*** PROVIDED DATA
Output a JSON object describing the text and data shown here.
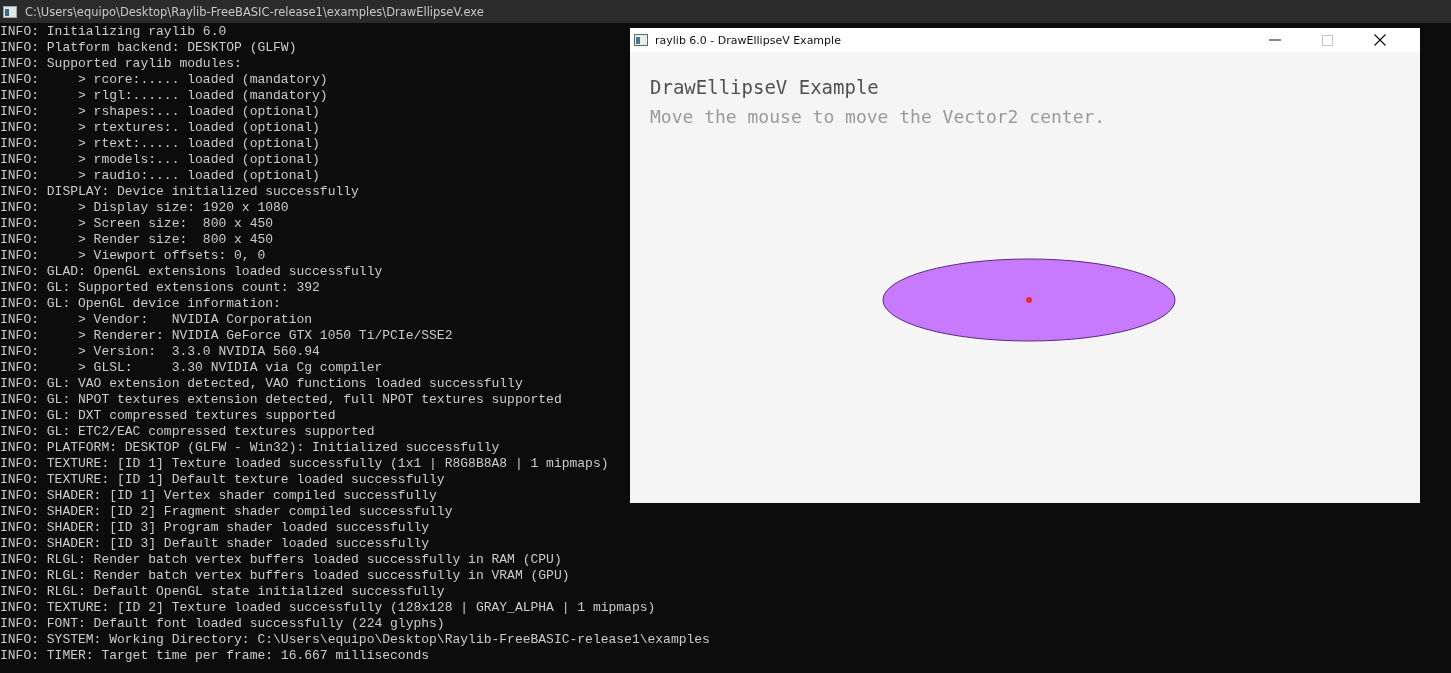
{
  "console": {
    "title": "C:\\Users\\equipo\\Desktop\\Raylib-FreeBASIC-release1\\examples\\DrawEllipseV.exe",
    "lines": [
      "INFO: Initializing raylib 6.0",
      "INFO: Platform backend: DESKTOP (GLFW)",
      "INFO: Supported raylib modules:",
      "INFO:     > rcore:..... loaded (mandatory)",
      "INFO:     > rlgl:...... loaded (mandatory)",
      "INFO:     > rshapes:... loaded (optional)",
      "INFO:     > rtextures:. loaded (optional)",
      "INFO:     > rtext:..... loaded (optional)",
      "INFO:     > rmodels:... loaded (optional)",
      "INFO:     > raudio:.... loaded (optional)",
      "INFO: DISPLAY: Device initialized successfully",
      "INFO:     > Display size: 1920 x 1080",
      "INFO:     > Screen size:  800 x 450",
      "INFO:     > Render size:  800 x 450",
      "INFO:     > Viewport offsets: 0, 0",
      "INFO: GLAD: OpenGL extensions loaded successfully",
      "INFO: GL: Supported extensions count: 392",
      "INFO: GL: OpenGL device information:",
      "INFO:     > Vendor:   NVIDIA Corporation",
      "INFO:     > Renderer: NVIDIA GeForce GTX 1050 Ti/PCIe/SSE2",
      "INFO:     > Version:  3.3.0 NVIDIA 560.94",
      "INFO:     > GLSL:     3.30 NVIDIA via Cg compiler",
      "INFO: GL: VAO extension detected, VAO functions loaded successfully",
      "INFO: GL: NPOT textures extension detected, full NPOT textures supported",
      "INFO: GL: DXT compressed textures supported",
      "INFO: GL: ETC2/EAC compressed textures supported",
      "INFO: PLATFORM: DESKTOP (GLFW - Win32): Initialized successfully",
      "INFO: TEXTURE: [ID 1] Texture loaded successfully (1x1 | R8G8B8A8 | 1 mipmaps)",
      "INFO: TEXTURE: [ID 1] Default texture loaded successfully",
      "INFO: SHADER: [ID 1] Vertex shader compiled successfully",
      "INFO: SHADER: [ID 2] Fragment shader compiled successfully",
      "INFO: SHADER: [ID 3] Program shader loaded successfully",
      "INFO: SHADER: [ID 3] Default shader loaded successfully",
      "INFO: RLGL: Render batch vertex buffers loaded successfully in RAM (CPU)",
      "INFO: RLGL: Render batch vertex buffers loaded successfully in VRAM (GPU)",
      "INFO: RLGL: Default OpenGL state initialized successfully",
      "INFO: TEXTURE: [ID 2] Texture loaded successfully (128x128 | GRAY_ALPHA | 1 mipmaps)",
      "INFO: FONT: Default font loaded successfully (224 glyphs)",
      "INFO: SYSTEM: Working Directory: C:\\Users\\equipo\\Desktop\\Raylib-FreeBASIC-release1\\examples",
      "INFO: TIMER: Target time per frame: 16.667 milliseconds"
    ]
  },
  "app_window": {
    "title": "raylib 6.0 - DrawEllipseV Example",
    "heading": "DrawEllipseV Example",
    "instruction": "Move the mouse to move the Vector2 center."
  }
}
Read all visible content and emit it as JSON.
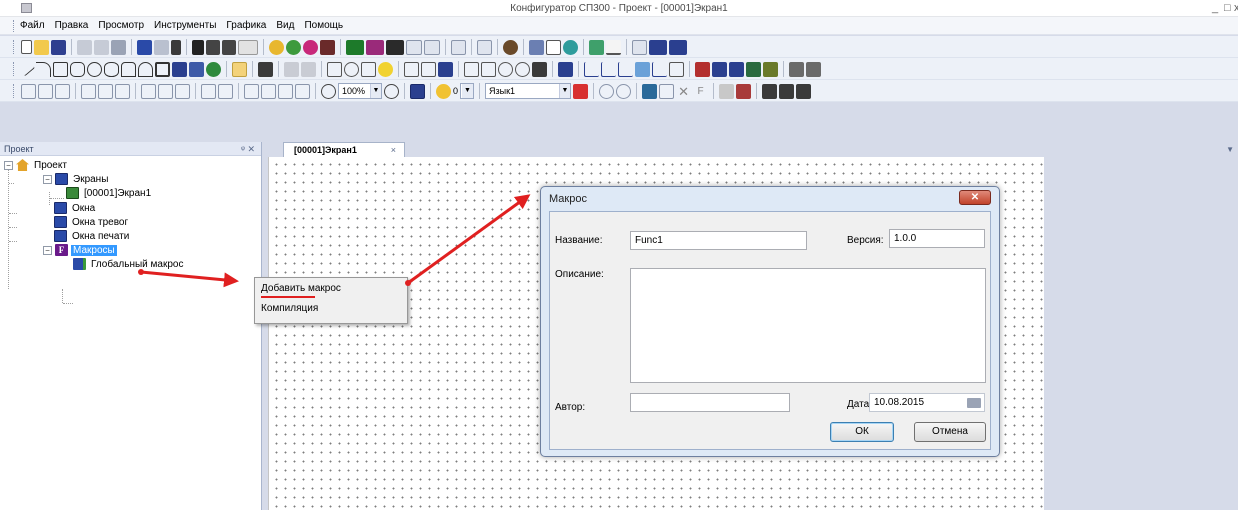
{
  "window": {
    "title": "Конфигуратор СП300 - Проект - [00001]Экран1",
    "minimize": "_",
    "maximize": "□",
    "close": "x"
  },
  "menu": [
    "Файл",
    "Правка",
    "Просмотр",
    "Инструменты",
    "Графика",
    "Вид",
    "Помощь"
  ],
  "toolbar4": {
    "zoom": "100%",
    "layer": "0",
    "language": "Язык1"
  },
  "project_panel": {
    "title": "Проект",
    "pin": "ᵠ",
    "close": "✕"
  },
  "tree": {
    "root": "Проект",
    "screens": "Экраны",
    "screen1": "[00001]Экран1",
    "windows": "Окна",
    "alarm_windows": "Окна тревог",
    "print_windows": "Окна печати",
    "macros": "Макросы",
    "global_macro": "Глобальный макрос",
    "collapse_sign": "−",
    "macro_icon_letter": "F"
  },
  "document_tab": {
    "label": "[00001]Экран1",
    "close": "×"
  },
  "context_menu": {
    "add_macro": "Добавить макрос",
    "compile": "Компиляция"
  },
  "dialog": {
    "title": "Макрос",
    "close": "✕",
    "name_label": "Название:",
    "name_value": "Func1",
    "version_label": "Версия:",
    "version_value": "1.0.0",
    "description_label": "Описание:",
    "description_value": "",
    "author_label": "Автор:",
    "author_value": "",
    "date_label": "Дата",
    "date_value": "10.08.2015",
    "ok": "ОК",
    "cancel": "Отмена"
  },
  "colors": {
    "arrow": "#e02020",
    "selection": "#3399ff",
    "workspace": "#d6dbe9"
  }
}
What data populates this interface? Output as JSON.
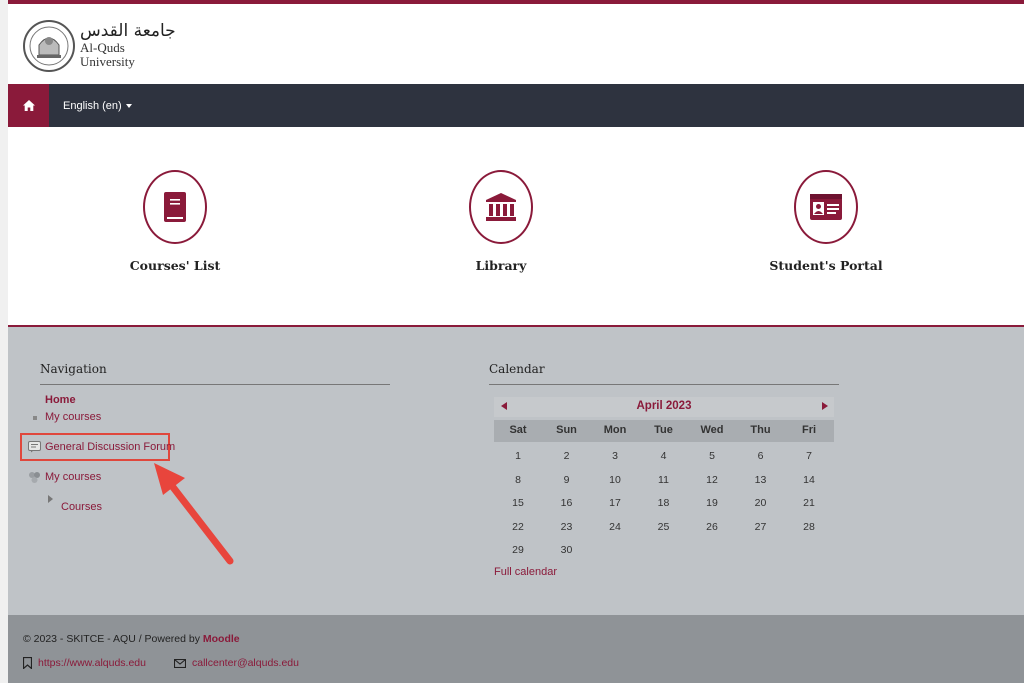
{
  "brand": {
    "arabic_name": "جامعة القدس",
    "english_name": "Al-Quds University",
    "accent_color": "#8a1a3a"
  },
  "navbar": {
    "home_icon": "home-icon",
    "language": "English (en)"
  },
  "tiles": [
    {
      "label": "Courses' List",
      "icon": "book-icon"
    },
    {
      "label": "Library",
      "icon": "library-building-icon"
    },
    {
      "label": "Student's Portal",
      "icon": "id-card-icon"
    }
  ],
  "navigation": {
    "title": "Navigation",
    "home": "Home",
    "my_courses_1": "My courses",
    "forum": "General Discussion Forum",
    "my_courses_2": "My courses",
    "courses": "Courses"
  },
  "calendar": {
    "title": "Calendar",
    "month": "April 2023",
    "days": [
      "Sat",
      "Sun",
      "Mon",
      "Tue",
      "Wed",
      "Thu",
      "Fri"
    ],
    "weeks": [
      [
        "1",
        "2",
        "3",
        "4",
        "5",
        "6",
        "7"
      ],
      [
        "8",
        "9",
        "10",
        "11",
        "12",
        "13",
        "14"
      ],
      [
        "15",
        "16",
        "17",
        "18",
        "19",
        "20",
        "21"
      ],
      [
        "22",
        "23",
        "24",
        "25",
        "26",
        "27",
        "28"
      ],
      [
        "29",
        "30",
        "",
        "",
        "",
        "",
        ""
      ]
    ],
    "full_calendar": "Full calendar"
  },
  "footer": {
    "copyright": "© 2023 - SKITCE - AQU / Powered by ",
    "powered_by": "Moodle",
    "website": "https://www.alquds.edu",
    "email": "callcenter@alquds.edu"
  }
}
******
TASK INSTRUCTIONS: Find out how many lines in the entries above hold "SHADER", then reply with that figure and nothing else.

ANSWER SPACE: 4